The battle between individual homeowners and mandatory homeowners associations (HOA) in covenant communities is nothing new.
But it can take a particularly ugly turn if you fall behind on your HOA dues.
The ugly truth about the rights of your HOA
While only slighly more than two million people lived in covenant communities in 1970, that number skyrocketed to 69 million by 2016, according to the Community Associations Institute.
Yet HOAs remain a love it or leave it kind of proposition for many homeowners.
Some people favor them because the strict set of rules they have ensure that common areas are kept up, homes retain their curb appeal and values can’t be hurt by one errant homeowner who lets their property go to seed.
Others hate HOAs because they don’t want to be told to paint their house a certain color or have a certain kind of fence. Those are just two examples of the kind of personal freedoms of choice you may have to cede in a covenant community.
No matter what your personal feeling about mandatory HOAs, you’ve got to be careful if you’re falling behind on your monthly HOA fees or assessments.
That’s because the HOA generally has the right to foreclose on your home!
Here’s how a foreclosure could happen
According to Nolo.com, the basic M.O. here is that many HOAs have it written in their Declaration of Covenants, Conditions and Restrictions that they can put a lien on your property for failure to pay your dues or assessments.
That lien essentially allows the HOA to foreclose — even if you’re current on your mortgage. Worse yet, in some states HOAs are granted what’s called “Super Lien” status, meaning that the HOA lien takes priority status even over the bank or credit union that holds the mortgage on the property.
According to CoreLogic Inc., there are currently about 20 states that have HOA Super Lien status:
If you live in one of these states, it’s not uncommon for foreclosure proceedings to begin anywhere between six and nine months after you fail to pay your HOA dues.
So how often does this actually happen?
As Nolo notes, an HOA may aggressively want to pursue a foreclosure as a kind of nuclear option. It’s seen as the final straw that forces you — or even your mortgage holder, in some special circumstances — to come up with the money.
Because that’s what the HOA really wants in the first place — not your home.

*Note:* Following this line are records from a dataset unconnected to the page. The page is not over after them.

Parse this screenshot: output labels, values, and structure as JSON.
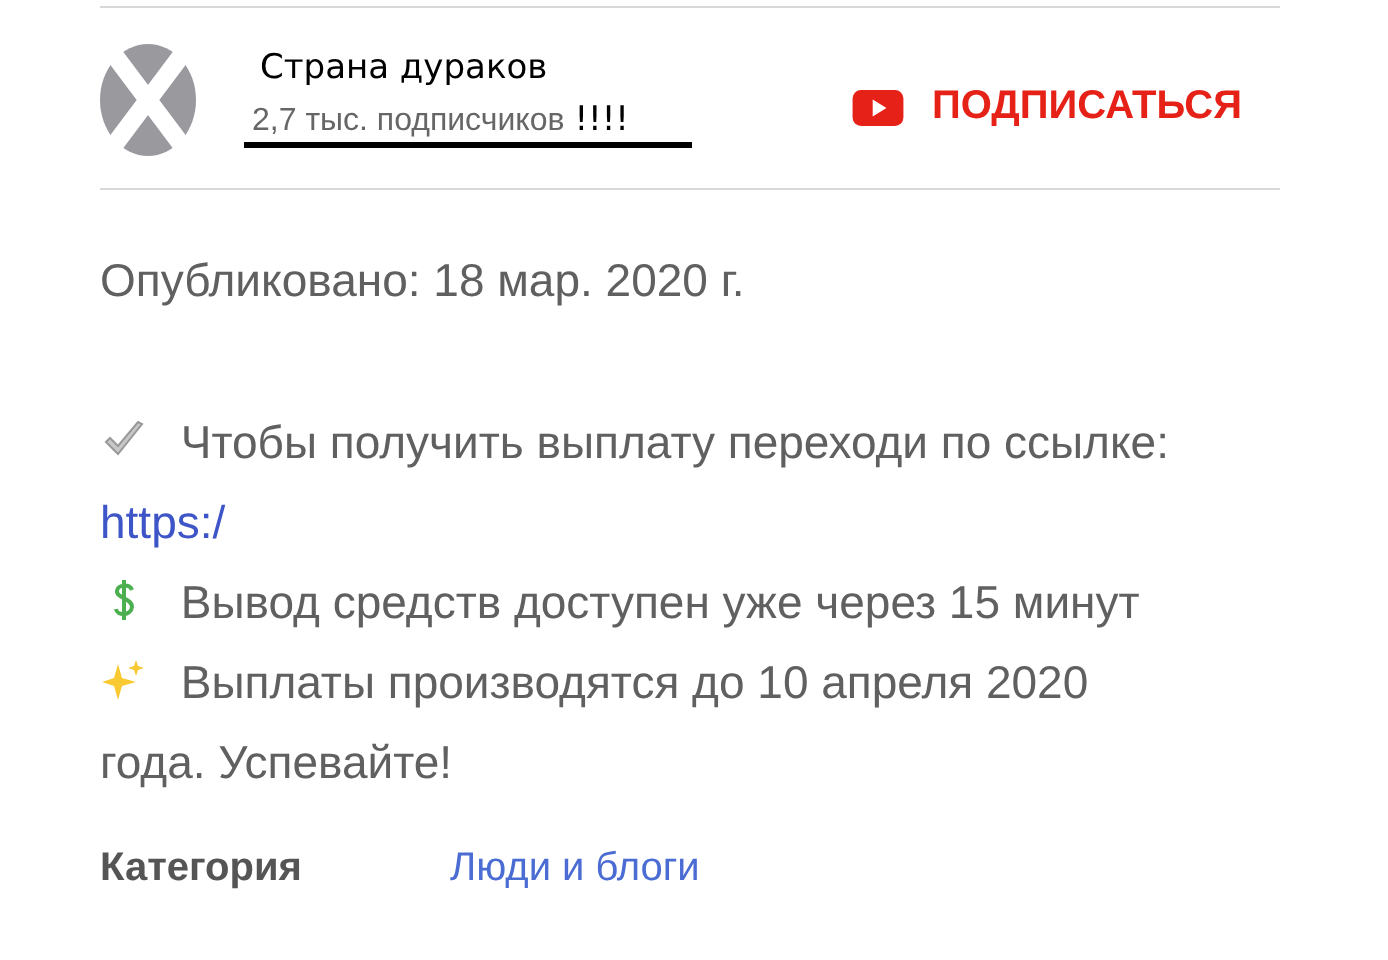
{
  "channel": {
    "name": "Страна дураков",
    "subscribers": "2,7 тыс. подписчиков",
    "annotation": "!!!!",
    "subscribe_label": "ПОДПИСАТЬСЯ"
  },
  "published": "Опубликовано: 18 мар. 2020 г.",
  "description": [
    {
      "kind": "check",
      "text": "Чтобы получить выплату переходи по ссылке:"
    },
    {
      "kind": "link",
      "text": "https:/"
    },
    {
      "kind": "dollar",
      "text": "Вывод средств доступен уже через 15 минут"
    },
    {
      "kind": "sparkles",
      "text": "Выплаты производятся до 10 апреля 2020"
    },
    {
      "kind": "plain",
      "text": "года. Успевайте!"
    }
  ],
  "category": {
    "label": "Категория",
    "value": "Люди и блоги"
  }
}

Now, we should note there are a variety of possible defenses against HOA foreclosure. But if you’re in a situation where failure to pay HOA dues is threatening your home, you should definitely consult with a foreclosure attorney in your state.